Bagging and Boosting

Even Data Mining has a democracy of sorts; even if the preferred method of voting does not guarantee one agent one vote.  Some agents are more equal than others.  Two such methods are Boosting and bagging.  They are ensemble methods designed to aggregate models in order to come up with more robust and accurate predictions or classifications.  They are referred to as ensemble methods because at the end of the process a set of classifiers will behave as one.

The two methods are very different in their approach.  In bagging each vote is equal while in boosting the voting weight is determined by the strength of the predictor.   They also differ on how the data is employed.  Bagging uses sub-samples while boosting does not.  Boosting is considered more accurate however it can also lead to over fitting in some datasets.  The trade off between the two methods is in accuracy (Boosting) verse stability (Bagging).  This makes intuitive sense, if you can correct assess the predictor’s strength giving it a heavier weight will yield superior results however, if the voting weights themselves are not stable then the model with deteriorate more quickly over time.  In general, the idea is, a weakness due to over fitting in one model will be overwhelmed by the other models while important relationships which is overwhelm in the full sample can contribute in the final model.  Below is a quick overview of bagging and booting methods.

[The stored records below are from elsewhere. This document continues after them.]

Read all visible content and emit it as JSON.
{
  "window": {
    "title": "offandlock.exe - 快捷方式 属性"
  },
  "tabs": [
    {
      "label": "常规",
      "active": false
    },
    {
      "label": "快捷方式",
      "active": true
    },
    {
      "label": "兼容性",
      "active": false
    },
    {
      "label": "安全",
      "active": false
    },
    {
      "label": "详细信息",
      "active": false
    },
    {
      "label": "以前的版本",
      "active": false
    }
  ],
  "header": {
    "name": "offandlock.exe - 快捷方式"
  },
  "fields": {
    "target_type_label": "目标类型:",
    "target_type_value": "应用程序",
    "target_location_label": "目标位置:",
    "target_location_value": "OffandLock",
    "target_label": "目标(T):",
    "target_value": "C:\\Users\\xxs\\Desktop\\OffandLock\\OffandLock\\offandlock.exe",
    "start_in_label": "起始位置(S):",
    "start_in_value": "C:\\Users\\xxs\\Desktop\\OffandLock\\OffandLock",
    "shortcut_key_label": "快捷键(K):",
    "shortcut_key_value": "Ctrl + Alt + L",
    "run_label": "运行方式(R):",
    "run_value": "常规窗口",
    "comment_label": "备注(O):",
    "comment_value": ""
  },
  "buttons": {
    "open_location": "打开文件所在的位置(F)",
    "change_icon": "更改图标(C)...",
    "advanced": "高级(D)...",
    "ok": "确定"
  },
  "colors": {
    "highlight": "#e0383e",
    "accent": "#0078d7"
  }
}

Bagging:  First create n sub-samples from your training dataset.  Next build a separate model on each sub-sample.  Finally, to make a prediction run all n models and average the results.  Typically bagging employees the same data mining technique, such as trees or artificial neural networks, for each model, however, more traditional techniques such as logistic regressions or even a combination of techniques can be used.  Using a variety of techniques may allow for very complex relationships to be modeled and defend your model against an unseen weakness one technique may have for you particular problem.

Boosting:  Instead of dividing the data set into sub sample boosting repeatedly uses the same sample for all the models in an iterative process.  The process is iterative because the error rate of the first model is fed into the second model and so forth.  The error rate is used to focus the next model on the harder to classify sub-groups while spending less time on groups already correctly classified by a previous model.   In essence, the data is re-weighted each iteration based on the mis-classification rate from the previous iterations.  Boosting requires the same data mining technique is used for each model.  The most widely used boosting technique is AdaBoost M1.

The most used data mining technique that employs boosting is Boosted Trees (also known as TreeeNet from Salford systems).

Further Reading